Study design: The inflammatory responses of primary human intervertebral disc (IVD) cells to tumor necrosis factor α (TNF-α) and an antagonist were evaluated in vitro.
Objective: To investigate an ability for soluble TNF receptor type II (sTNFRII) to antagonize TNF-α-induced inflammatory events in primary human IVD cells in vitro.
Summary of background data: TNF-α is a known mediator of inflammation and pain associated with radiculopathy and IVD degeneration. sTNFRs and their analogues are of interest for the clinical treatment of these IVD pathologies, although information on the effects of sTNFR on human IVD cells remains unknown.
Methods: IVD cells were isolated from surgical tissues procured from 15 patients and cultured with or without 1.4 nmol/L TNF-α (25 ng/mL). Treatment groups were coincubated with varying doses of sTNFRII (12.5-100 nmol/L). Nitric oxide (NO), prostaglandin E₂ (PGE₂), and interleukin-6 (IL6) levels in media were quantified to characterize the inflammatory phenotype of the IVD cells.

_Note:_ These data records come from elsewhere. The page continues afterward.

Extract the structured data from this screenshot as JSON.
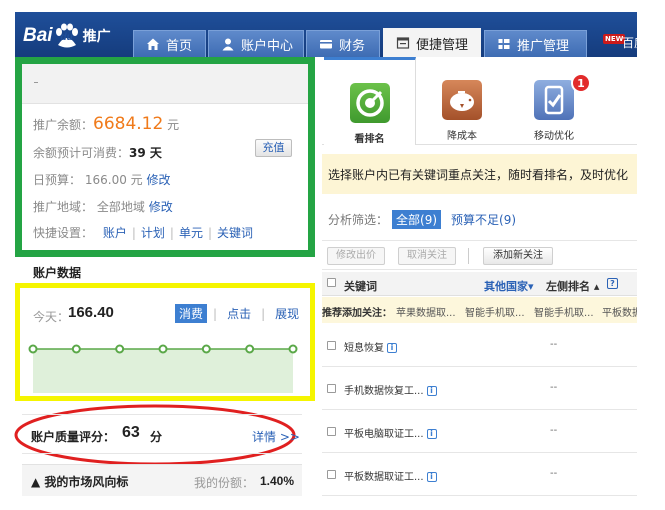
{
  "nav": {
    "logo_text_1": "Bai",
    "logo_text_2": "du",
    "logo_product": "推广",
    "tabs": [
      {
        "label": "首页",
        "icon": "home-icon"
      },
      {
        "label": "账户中心",
        "icon": "user-icon"
      },
      {
        "label": "财务",
        "icon": "card-icon"
      },
      {
        "label": "便捷管理",
        "icon": "window-icon",
        "active": true
      },
      {
        "label": "推广管理",
        "icon": "grid-icon"
      }
    ],
    "new_badge": "NEW",
    "extra_link": "百度推"
  },
  "account": {
    "balance_label": "推广余额：",
    "balance_value": "6684.12",
    "balance_unit": "元",
    "estimate_label": "余额预计可消费：",
    "estimate_value": "39 天",
    "recharge_label": "充值",
    "budget_label": "日预算：",
    "budget_value": "166.00 元",
    "budget_edit": "修改",
    "region_label": "推广地域：",
    "region_value": "全部地域",
    "region_edit": "修改",
    "shortcut_label": "快捷设置：",
    "shortcuts": [
      "账户",
      "计划",
      "单元",
      "关键词"
    ]
  },
  "account_data": {
    "title": "账户数据",
    "today_label": "今天：",
    "today_value": "166.40",
    "metric_tabs": [
      "消费",
      "点击",
      "展现"
    ],
    "selected_metric": "消费",
    "trend_points": [
      0.5,
      0.5,
      0.5,
      0.5,
      0.5,
      0.5,
      0.5
    ]
  },
  "quality": {
    "label": "账户质量评分：",
    "score": "63",
    "unit": "分",
    "detail_link": "详情 >>"
  },
  "market": {
    "title": "▲ 我的市场风向标",
    "share_label": "我的份额：",
    "share_value": "1.40%"
  },
  "tools": [
    {
      "label": "看排名",
      "icon": "ranking-target-icon",
      "color": "#4aa83a",
      "selected": true
    },
    {
      "label": "降成本",
      "icon": "piggy-bank-icon",
      "color": "#b5653a"
    },
    {
      "label": "移动优化",
      "icon": "mobile-check-icon",
      "color": "#5b7fc4",
      "badge": "1"
    }
  ],
  "banner": {
    "text": "选择账户内已有关键词重点关注，随时看排名，及时优化"
  },
  "filter": {
    "label": "分析筛选：",
    "all": "全部(9)",
    "budget_short": "预算不足(9)"
  },
  "buttons": {
    "modify_bid": "修改出价",
    "cancel_follow": "取消关注",
    "add_follow": "添加新关注"
  },
  "table": {
    "col_keyword": "关键词",
    "col_region": "其他国家▾",
    "col_rank": "左侧排名 ▴",
    "help": "?",
    "recommend_label": "推荐添加关注：",
    "recommend_items": [
      "苹果数据取...",
      "智能手机取...",
      "智能手机取...",
      "平板数据"
    ],
    "rows": [
      {
        "keyword": "短息恢复",
        "rank": "--"
      },
      {
        "keyword": "手机数据恢复工...",
        "rank": "--"
      },
      {
        "keyword": "平板电脑取证工...",
        "rank": "--"
      },
      {
        "keyword": "平板数据取证工...",
        "rank": "--"
      }
    ]
  },
  "colors": {
    "nav_blue": "#1f4f9a",
    "highlight_green": "#24a444",
    "highlight_yellow": "#f5f500",
    "highlight_red": "#e02020",
    "balance_orange": "#f07a1a",
    "link_blue": "#2b62b6"
  }
}
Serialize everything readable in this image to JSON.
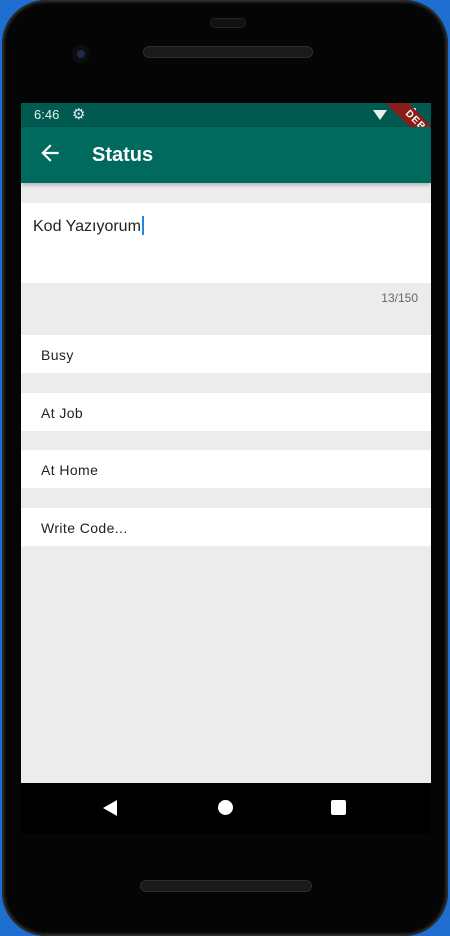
{
  "status_bar": {
    "time": "6:46",
    "debug_banner": "DEBUG"
  },
  "app_bar": {
    "title": "Status",
    "back_icon": "arrow-back-icon"
  },
  "status_input": {
    "value": "Kod Yazıyorum",
    "counter": "13/150"
  },
  "options": [
    {
      "label": "Busy"
    },
    {
      "label": "At Job"
    },
    {
      "label": "At Home"
    },
    {
      "label": "Write Code..."
    }
  ],
  "colors": {
    "app_bar": "#006a5e",
    "status_bar": "#005a4f",
    "background": "#ececec",
    "caret": "#1e88e5"
  },
  "nav_bar": {
    "icons": [
      "back-triangle-icon",
      "home-circle-icon",
      "recents-square-icon"
    ]
  }
}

Results: Across all patients, TNF-α induced large, statistically significant increases in NO, PGE₂, and IL6 secretion from IVD cells compared with controls (60-, 112-, and 4-fold increases, respectively; P < 0.0001). Coincubation of TNF-α with nanomolar doses of sTNFRII significantly attenuated the secretion of NO and PGE₂ in a dose-dependent manner, whereas IL6 levels were unchanged. Mean IC₅₀ values for NO and PGE₂ were found to be 35.1 and 20.5 nmol/L, respectively.
Conclusion: Nanomolar concentrations of sTNFRII were able to significantly attenuate the effects of TNF-α on primary human IVD cells in vitro. These results suggest this sTNFR to be a potent TNF antagonist with potential to attenuate inflammation in IVD pathology.